Mr. Thin Pockets Lives Cheap and Prospers
My mother wanted to be taken for a ride through rural Florida last summer. I offered to take her to Englewood and show her the garage I lived in during the first months of 1975.
Mom didn't know that I had lived in a garage. Members of the family never did such things. Now, I am all for high standards. I am all for family values. But during my first years in Florida it was sometimes difficult to find housing that low- income workers could afford, especially during tourist season when rents went way up.
In 1974, I was unemployed, driving a well-packed car down the East Coast to Florida. There was a so-called gas shortage in America. Waiting in a long line for two hours to buy $5 or $10 worth of gas was a historical footnote that no generation should have to endure. But apparently the crisis did what it was intended to do: elevate the price of gas from 35 cents a gallon to 65 cents.
I remember taking an all-night nap in the car at a roadside rest area in North Carolina. By the second night I so craved a shower, a comfortable bed, and an air conditioner that I splurged on a motel room in Lake City, Fla.
I eventually found a sunny apartment complex in south Florida that was perfect: low rent, pool, maid service, color TV, and a kitchenette to cook meals in. I could have stayed there forever.
But the landlord would not let me stay there forever.
In November came tourist season.
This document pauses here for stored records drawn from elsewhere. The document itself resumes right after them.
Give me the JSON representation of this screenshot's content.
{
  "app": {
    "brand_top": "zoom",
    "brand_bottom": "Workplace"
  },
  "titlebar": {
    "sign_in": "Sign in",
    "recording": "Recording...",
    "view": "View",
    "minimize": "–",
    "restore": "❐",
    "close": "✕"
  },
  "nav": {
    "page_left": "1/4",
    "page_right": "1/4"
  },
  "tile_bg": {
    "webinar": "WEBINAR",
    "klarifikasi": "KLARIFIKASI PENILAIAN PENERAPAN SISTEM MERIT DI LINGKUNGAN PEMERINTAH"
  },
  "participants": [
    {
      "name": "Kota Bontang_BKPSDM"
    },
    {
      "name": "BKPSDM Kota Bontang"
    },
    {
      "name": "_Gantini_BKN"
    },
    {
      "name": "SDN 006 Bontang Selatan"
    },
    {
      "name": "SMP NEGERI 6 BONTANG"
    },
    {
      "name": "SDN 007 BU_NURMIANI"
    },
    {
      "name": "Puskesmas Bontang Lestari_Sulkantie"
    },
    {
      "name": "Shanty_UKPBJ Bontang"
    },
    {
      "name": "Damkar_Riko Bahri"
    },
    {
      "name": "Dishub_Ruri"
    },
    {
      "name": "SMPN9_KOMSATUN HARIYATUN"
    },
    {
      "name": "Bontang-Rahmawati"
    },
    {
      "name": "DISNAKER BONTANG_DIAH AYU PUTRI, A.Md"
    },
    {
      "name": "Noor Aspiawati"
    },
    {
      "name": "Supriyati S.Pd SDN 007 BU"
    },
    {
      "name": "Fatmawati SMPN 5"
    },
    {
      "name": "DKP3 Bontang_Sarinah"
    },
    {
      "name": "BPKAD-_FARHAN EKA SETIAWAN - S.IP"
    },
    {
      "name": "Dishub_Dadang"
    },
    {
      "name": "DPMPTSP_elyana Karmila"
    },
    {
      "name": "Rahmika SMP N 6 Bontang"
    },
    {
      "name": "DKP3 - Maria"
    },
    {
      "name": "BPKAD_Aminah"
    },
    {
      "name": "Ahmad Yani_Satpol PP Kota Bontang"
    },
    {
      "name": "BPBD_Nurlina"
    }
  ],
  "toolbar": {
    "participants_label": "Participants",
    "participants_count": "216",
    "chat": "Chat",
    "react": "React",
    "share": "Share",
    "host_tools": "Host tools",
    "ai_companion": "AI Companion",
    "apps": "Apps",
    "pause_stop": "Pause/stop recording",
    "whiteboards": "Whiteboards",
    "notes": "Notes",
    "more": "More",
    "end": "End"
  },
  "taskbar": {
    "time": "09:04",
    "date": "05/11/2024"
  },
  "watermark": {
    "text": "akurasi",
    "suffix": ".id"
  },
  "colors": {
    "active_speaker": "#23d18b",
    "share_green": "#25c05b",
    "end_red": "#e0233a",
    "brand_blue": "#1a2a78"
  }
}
The rent on the place would skyrocket from $135 a month to $650. I was suddenly living in panicsville. I coaxed, I pleaded, I begged the landlord for a fair year-round deal. It was no use.
But the landlord did steer me to another landlord who owned a duplex some miles away. The place was unfurnished, and insects loved it a great deal. I didn't like the idea of the landlord charging me a "furnished" rent rate. We negotiated.
Eventually, the landlord started up his Ford Econoline van and went out on the prowl. He must have raided every yard sale in the county, and came back with an unspeakable array of bedding, tables, and chairs.
There was a couple who lived next door that did not like each other at all. In the middle of the night I would have to drag my box spring from the north room to the south room, and close all doors in between. Then I could sleep.
By February the next year, I could no longer endure Cockroach Manor. I went looking for better housing.
I found a landlord in Englewood who had a motel that was full, but he needed a handyman to work two hours in the evenings painting, planting, and watering.
I had a job by then, but if I worked two hours a day I could live in his garage free. I would save on rent, had use of electricity, water, a rowboat, and fishing gear. In the midst of inflation and recession, I had found a kind of heaven.
I fished in Lemon Bay, caught flounder and sheepshead. The pelicans would spot me fishing in the boat and come in for a landing. When a strike came on the line, I had to keep my dinner from becoming the pelicans' dinner, and it was difficult with six or seven of them watching me and my fishing pole.
A letter came from my parents, asking me to come north for two weeks on summer vacation. Continental Trailways bus lines had a super deal going at the time: You could travel to any destination east of the Mississippi and back again for $55.
When summer came, I went north for a visit.
But while I was gone, the building inspector inspected the motel, looked in the garage, and saw my slippers under the four-poster bed.
When I returned, I could live in the garage no more.
A ROOM had become available at the motel, though, and because I had done so much work around the place I was charged a very low rent. Living in the garage had been a sort of warped romantic bohemian life, taking outdoor showers in the tin-walled stall with no roof.
Now I had decency all around me, and didn't wake up each morning next to lawn mowers, wheelbarrows, and bags of fertilizer.
Things were looking up.
The biggest delight was that the long lines for gasoline were gone. And as soon as I found a new alternator for my car, I could take advantage of this. The money saved on rent would go for a down payment on a home, so tourist season could come and go without my having to sleep in the car as well.